NBUF & Community Rises In Court to Halt Removal of Egungun Remains

 

By Bro. Kofi Taharka

FORT BEND- Last Monday, a dramatic scene played out in the 434th Fort Bend County Court in Richmond, Texas. At issue was the motion to remove the remains of the #Sugarland95 from the site at which they were unearthed.

National Black United Front (NBUF) representatives Swatara Olushola and Kofi Taharka along with other community representatives stepped to the bench at the invitation of Judge Shoemake. Articulate and forceful, the group argued against the removal of the remains due to the lack of robust descendant community engagement including DNA testing by the Fort Bend Independent School District (FBISD). Lawyers for FBISD were flanked on all sides by African/Black community representatives shooting their ill-conceived pleas to the Judge.

Ultimately, the Judge temporarily halted the petition to remove the remains until further effort was put in to engage all interested parties. He appointed a “Special Master” for the court to work with parties present. Judge Shoemake stated further decision on the motion maybe delayed until March of 2019.

In April of 2018 information began to be made public that an African Burial Ground dating from the late 180o’s to the early 1900’s was “discovered” on a school construction site of FBISD. By mid-July FBISD announced that 95 intact graves of Africans in America had been unearthed, victims of crimes against humanity in what was known as the convict lease system or slavery by another name.

The unholy alliance between the State of Texas and Imperial Sugar Company along with the free labor of enslaved Africans literally laid the foundation for the upscale suburb of Houston, titled Sugar Land. For the National Black United Front (NBUF), other formations and anyone with a basic understanding of American history the “discovery” comes as no surprise.

Mr. Reginald Moore a lay historian known throughout activist circles in the area has been telling anyone who would listen for decades that these forgotten and tortured souls existed. “Sugarland got a dirty little secret and it ain’t so sweet” is one of his common refrains.

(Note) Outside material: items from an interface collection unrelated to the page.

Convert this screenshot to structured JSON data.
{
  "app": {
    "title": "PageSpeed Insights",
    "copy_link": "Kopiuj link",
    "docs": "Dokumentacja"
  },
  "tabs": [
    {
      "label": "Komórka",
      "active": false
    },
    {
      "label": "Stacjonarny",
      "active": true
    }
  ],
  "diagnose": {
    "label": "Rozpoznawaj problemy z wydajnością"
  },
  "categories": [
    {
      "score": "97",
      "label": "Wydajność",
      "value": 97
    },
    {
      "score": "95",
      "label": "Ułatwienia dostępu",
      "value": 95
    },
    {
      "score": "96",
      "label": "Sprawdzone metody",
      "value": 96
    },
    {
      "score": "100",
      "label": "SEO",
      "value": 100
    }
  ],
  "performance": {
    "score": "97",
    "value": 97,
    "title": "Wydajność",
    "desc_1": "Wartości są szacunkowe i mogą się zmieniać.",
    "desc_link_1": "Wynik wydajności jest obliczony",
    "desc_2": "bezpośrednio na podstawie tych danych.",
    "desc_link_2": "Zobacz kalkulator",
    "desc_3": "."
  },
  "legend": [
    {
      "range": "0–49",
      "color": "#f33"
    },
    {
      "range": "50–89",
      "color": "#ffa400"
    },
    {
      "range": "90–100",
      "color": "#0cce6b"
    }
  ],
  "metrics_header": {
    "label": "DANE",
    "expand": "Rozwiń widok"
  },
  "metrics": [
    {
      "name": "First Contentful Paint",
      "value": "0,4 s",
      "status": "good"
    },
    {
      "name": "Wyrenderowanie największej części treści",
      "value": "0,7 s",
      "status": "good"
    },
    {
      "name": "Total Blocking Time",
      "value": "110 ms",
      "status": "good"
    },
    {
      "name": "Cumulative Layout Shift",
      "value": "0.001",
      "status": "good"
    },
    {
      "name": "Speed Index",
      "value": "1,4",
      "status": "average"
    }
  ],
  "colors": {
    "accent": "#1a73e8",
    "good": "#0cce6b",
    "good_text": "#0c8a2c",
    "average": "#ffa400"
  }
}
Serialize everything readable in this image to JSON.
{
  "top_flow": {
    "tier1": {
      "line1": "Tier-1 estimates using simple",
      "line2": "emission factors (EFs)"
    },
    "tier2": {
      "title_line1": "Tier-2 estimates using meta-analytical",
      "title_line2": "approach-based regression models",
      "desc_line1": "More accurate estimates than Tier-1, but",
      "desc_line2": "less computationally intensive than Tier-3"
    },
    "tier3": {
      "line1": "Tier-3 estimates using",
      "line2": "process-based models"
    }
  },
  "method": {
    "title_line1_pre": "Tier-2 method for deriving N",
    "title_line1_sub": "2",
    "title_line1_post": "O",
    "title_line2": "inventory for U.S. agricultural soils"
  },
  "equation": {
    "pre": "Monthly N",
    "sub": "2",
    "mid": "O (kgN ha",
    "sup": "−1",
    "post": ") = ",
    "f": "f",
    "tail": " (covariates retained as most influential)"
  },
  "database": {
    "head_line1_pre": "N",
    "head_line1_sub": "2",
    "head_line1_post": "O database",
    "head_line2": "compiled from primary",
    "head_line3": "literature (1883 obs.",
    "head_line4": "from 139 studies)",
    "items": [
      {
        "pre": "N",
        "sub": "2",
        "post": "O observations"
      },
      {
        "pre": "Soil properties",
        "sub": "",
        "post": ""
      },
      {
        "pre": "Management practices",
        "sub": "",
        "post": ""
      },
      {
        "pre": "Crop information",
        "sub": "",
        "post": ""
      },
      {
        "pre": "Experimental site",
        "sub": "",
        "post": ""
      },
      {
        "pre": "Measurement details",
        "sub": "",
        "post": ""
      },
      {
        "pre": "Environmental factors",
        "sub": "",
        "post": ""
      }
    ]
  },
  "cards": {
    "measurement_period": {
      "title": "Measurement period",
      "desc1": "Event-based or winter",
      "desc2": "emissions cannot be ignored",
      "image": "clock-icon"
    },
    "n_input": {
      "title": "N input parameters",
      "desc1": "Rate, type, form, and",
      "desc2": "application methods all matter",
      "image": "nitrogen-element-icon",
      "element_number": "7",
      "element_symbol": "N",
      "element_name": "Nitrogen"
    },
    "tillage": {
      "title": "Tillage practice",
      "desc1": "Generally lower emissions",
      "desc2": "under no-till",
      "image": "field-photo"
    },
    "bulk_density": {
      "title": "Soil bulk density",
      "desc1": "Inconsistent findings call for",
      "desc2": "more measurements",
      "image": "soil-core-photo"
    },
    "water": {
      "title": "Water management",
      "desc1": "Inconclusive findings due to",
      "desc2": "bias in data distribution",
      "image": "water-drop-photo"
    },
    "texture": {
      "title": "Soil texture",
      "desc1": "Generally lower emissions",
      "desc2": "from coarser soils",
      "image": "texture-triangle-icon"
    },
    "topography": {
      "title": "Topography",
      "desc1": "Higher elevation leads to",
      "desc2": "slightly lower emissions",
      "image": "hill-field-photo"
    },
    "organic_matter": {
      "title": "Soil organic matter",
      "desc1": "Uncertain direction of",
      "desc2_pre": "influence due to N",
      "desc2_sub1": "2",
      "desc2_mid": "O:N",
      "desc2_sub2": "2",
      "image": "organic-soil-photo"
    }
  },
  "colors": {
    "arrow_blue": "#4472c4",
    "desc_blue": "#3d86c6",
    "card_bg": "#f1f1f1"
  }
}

Further, in 2001 NBUF researcher Omowale Haggerty an east Texas native revealed through his work the bloody history of Imperial Sugar Company as a part of the international movement for reparations.

The racial violence and mass incarceration committed against African people today finds its antecedents in the history being revealed by the unearthing of the Holy Egungun (Ancestors) at the African Burial Ground in Sugar Land. Police terrorism and other acts of aggression by the Global White Supremacy apparatus taking place in 2018 reveals its terroristic past. “The find in Sugar Land is not really rare, when you think about how this country was built off our free labor during enslavement and convict, concentration camp labor our ancestral remains are throughout this country, what is rare about Sugarland is that it is preserved and being widely publicized. How many cemeteries do you think are just being bulldozed over in the name of development?” These were the comments of Ray Winbush, PhD Morgan State University, Baltimore Maryland.

NBUF along with activist, African spiritualist and expert allies over several months has engaged in a series of activities including: ancestral veneration rituals, meetings with officials,